- **EXERCISE**: Look through the listing and report every line that has "this" in it.

- **DATA PROVIDED**:
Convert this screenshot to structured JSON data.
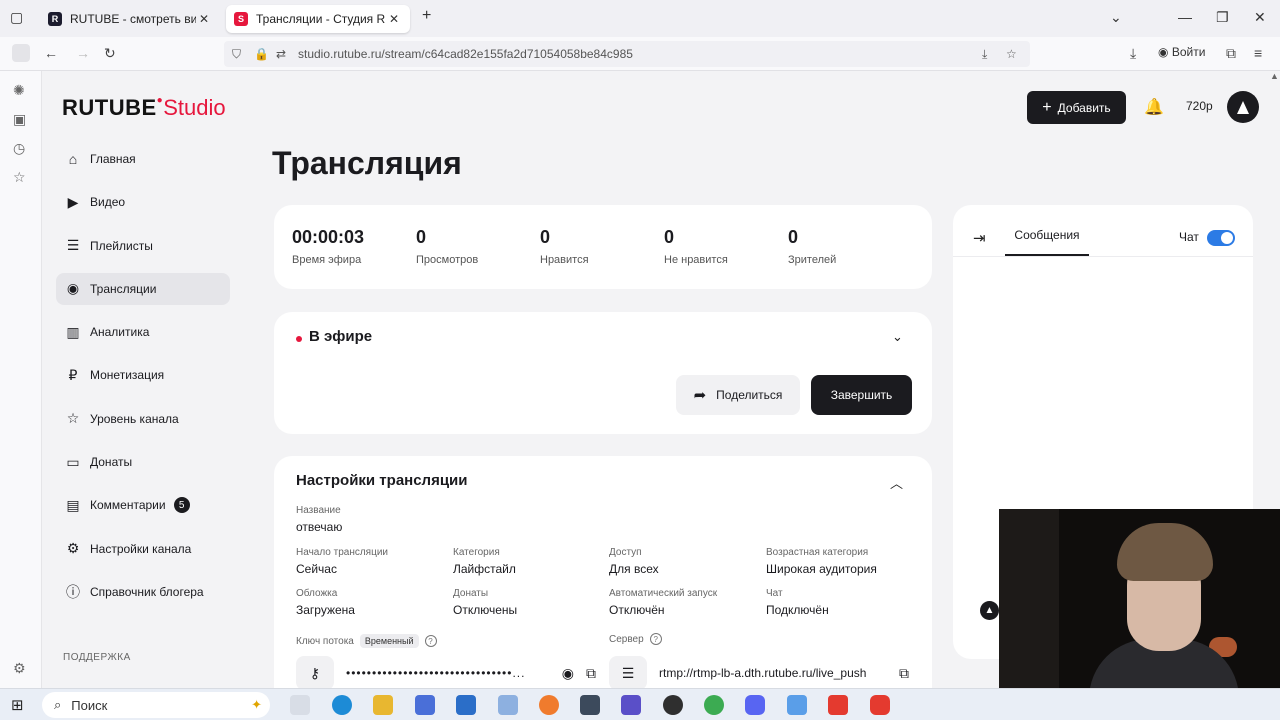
{
  "browser": {
    "tabs": [
      {
        "title": "RUTUBE - смотреть видео онл",
        "active": false
      },
      {
        "title": "Трансляции - Студия RUTUBE",
        "active": true
      }
    ],
    "url": "studio.rutube.ru/stream/c64cad82e155fa2d71054058be84c985",
    "sign_in": "Войти"
  },
  "studio": {
    "logo_brand": "RUTUBE",
    "logo_suffix": "Studio",
    "add_button": "Добавить",
    "quality": "720p",
    "menu": [
      {
        "label": "Главная",
        "icon": "home-icon"
      },
      {
        "label": "Видео",
        "icon": "video-icon"
      },
      {
        "label": "Плейлисты",
        "icon": "playlist-icon"
      },
      {
        "label": "Трансляции",
        "icon": "broadcast-icon",
        "active": true
      },
      {
        "label": "Аналитика",
        "icon": "analytics-icon"
      },
      {
        "label": "Монетизация",
        "icon": "ruble-icon"
      },
      {
        "label": "Уровень канала",
        "icon": "star-icon"
      },
      {
        "label": "Донаты",
        "icon": "wallet-icon"
      },
      {
        "label": "Комментарии",
        "icon": "comment-icon",
        "count": "5"
      },
      {
        "label": "Настройки канала",
        "icon": "gear-icon"
      },
      {
        "label": "Справочник блогера",
        "icon": "info-icon"
      }
    ],
    "support_label": "ПОДДЕРЖКА"
  },
  "page": {
    "title": "Трансляция",
    "stats": [
      {
        "value": "00:00:03",
        "label": "Время эфира"
      },
      {
        "value": "0",
        "label": "Просмотров"
      },
      {
        "value": "0",
        "label": "Нравится"
      },
      {
        "value": "0",
        "label": "Не нравится"
      },
      {
        "value": "0",
        "label": "Зрителей"
      }
    ],
    "live": {
      "status": "В эфире",
      "share": "Поделиться",
      "finish": "Завершить"
    },
    "settings": {
      "header": "Настройки трансляции",
      "name_key": "Название",
      "name_value": "отвечаю",
      "fields": [
        {
          "k": "Начало трансляции",
          "v": "Сейчас"
        },
        {
          "k": "Категория",
          "v": "Лайфстайл"
        },
        {
          "k": "Доступ",
          "v": "Для всех"
        },
        {
          "k": "Возрастная категория",
          "v": "Широкая аудитория"
        },
        {
          "k": "Обложка",
          "v": "Загружена"
        },
        {
          "k": "Донаты",
          "v": "Отключены"
        },
        {
          "k": "Автоматический запуск",
          "v": "Отключён"
        },
        {
          "k": "Чат",
          "v": "Подключён"
        }
      ],
      "stream_key_label": "Ключ потока",
      "stream_key_badge": "Временный",
      "stream_key_value": "••••••••••••••••••••••••••••••••...",
      "server_label": "Сервер",
      "server_value": "rtmp://rtmp-lb-a.dth.rutube.ru/live_push"
    },
    "chat": {
      "tab": "Сообщения",
      "toggle_label": "Чат",
      "toggle_on": true
    }
  },
  "taskbar": {
    "search": "Поиск"
  },
  "colors": {
    "accent": "#e6173d",
    "dark": "#1b1b1f",
    "toggle": "#2c7be5"
  }
}
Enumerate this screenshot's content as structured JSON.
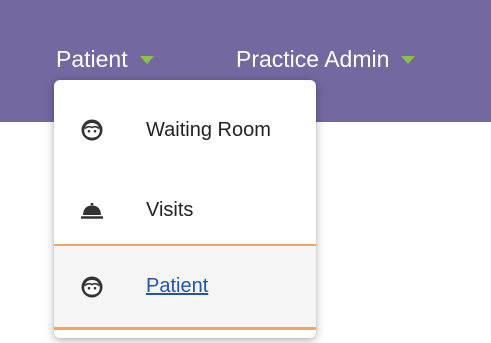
{
  "nav": {
    "patient_label": "Patient",
    "admin_label": "Practice Admin"
  },
  "dropdown": {
    "items": [
      {
        "label": "Waiting Room",
        "icon": "face-icon"
      },
      {
        "label": "Visits",
        "icon": "service-bell-icon"
      },
      {
        "label": "Patient",
        "icon": "face-icon",
        "active": true
      }
    ]
  },
  "colors": {
    "navbar": "#7567a0",
    "caret": "#8bc34a",
    "active_border": "#f5a462",
    "active_link": "#2255aa"
  }
}
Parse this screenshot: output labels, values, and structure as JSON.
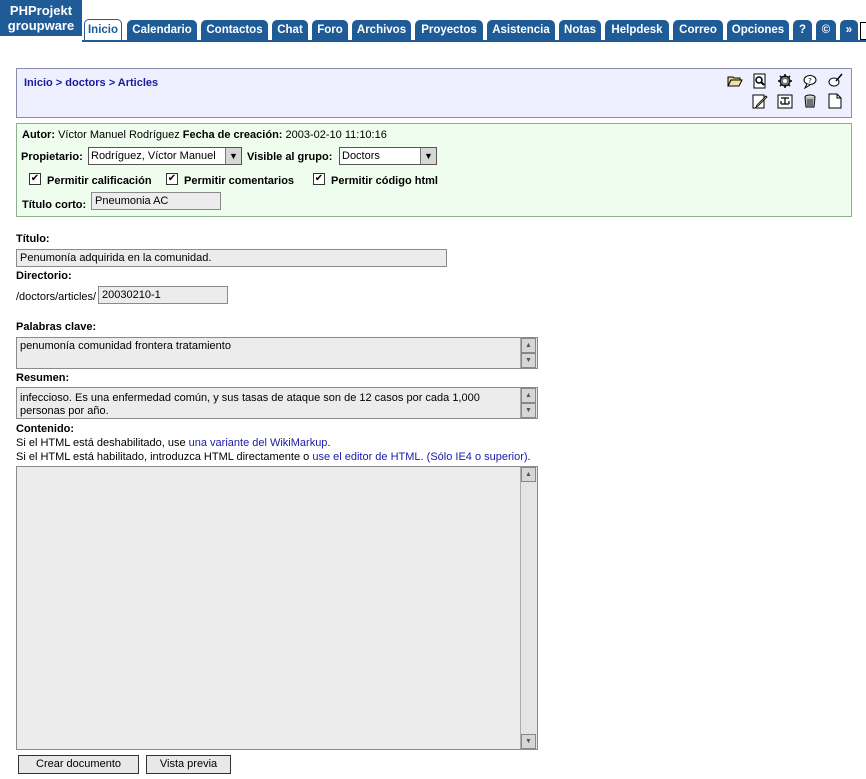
{
  "app": {
    "logo_line1": "PHProjekt",
    "logo_line2": "groupware"
  },
  "tabs": [
    {
      "label": "Inicio",
      "active": true
    },
    {
      "label": "Calendario"
    },
    {
      "label": "Contactos"
    },
    {
      "label": "Chat"
    },
    {
      "label": "Foro"
    },
    {
      "label": "Archivos"
    },
    {
      "label": "Proyectos"
    },
    {
      "label": "Asistencia"
    },
    {
      "label": "Notas"
    },
    {
      "label": "Helpdesk"
    },
    {
      "label": "Correo"
    },
    {
      "label": "Opciones"
    },
    {
      "label": "?"
    },
    {
      "label": "©"
    },
    {
      "label": "»"
    }
  ],
  "breadcrumb": {
    "home": "Inicio",
    "sep": ">",
    "folder": "doctors",
    "current": "Articles"
  },
  "toolbar_icons": [
    "folder-open-icon",
    "search-icon",
    "gear-icon",
    "speech-bubble-icon",
    "quill-icon",
    "edit-icon",
    "tree-icon",
    "trash-icon",
    "new-document-icon"
  ],
  "meta": {
    "author_label": "Autor:",
    "author_value": "Víctor Manuel Rodríguez",
    "created_label": "Fecha de creación:",
    "created_value": "2003-02-10 11:10:16",
    "owner_label": "Propietario:",
    "owner_value": "Rodríguez, Víctor Manuel",
    "group_label": "Visible al grupo:",
    "group_value": "Doctors",
    "allow_rating": "Permitir calificación",
    "allow_comments": "Permitir comentarios",
    "allow_html": "Permitir código html",
    "short_title_label": "Título corto:",
    "short_title_value": "Pneumonia AC"
  },
  "form": {
    "title_label": "Título:",
    "title_value": "Penumonía adquirida en la comunidad.",
    "dir_label": "Directorio:",
    "dir_prefix": "/doctors/articles/",
    "dir_value": "20030210-1",
    "keywords_label": "Palabras clave:",
    "keywords_value": "penumonía comunidad frontera tratamiento",
    "summary_label": "Resumen:",
    "summary_line1": "infeccioso. Es una enfermedad común, y sus tasas de ataque son de 12 casos por cada 1,000",
    "summary_line2": "personas por año.",
    "content_label": "Contenido:",
    "hint1_prefix": "Si el HTML está deshabilitado, use ",
    "hint1_link": "una variante del WikiMarkup",
    "hint1_suffix": ".",
    "hint2_prefix": "Si el HTML está habilitado, introduzca HTML directamente o ",
    "hint2_link": "use el editor de HTML. (Sólo IE4 o superior)",
    "hint2_suffix": ".",
    "content_value": ""
  },
  "buttons": {
    "create": "Crear documento",
    "preview": "Vista previa"
  },
  "colors": {
    "brand": "#1f5b96",
    "link": "#1a1aa8",
    "crumb_bg": "#eef0ff",
    "meta_bg": "#eefdee"
  }
}
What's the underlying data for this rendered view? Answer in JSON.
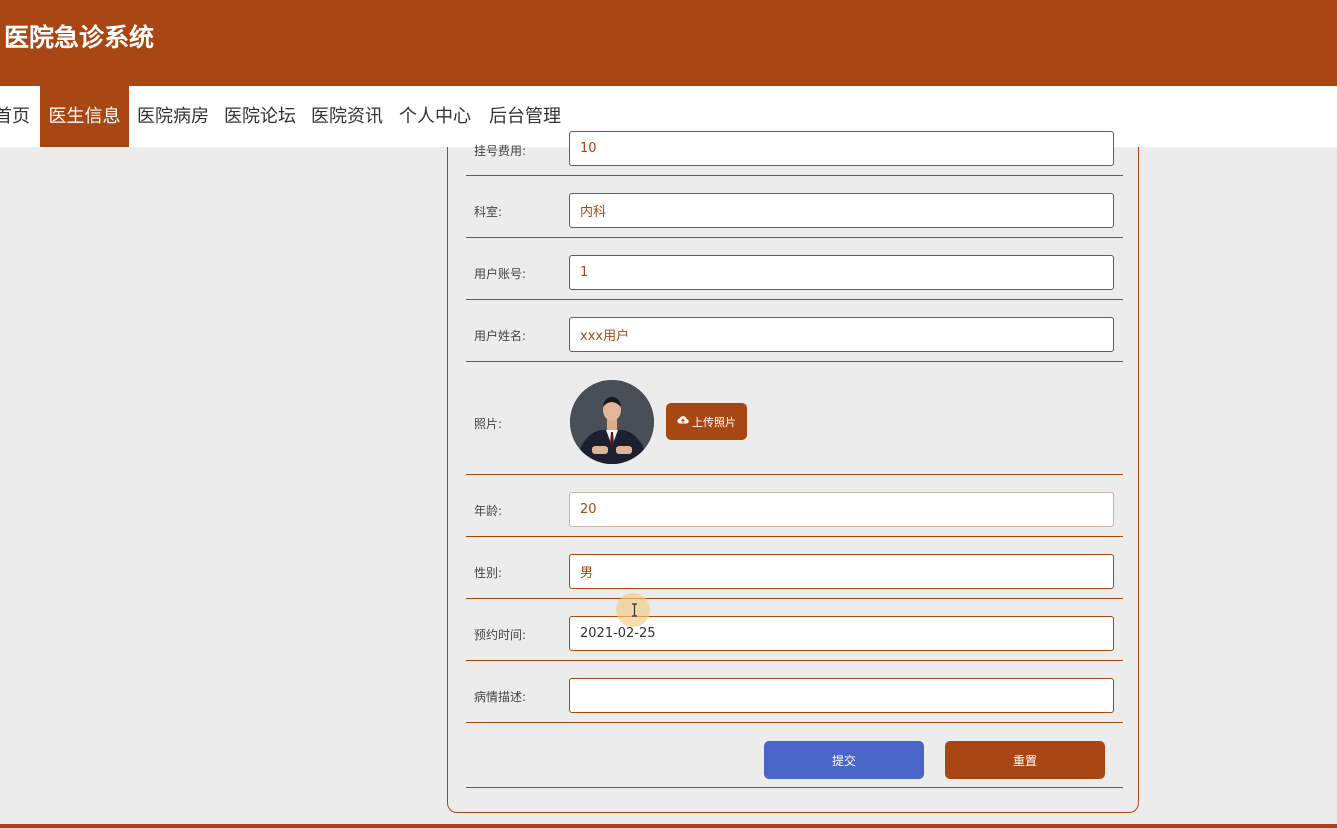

- **TASK SOLUTION**:
Convert this screenshot to structured JSON data.
Enumerate this screenshot's content as structured JSON.
Parse this screenshot: output labels, values, and structure as JSON.
What's the underlying data for this rendered view? Answer in JSON.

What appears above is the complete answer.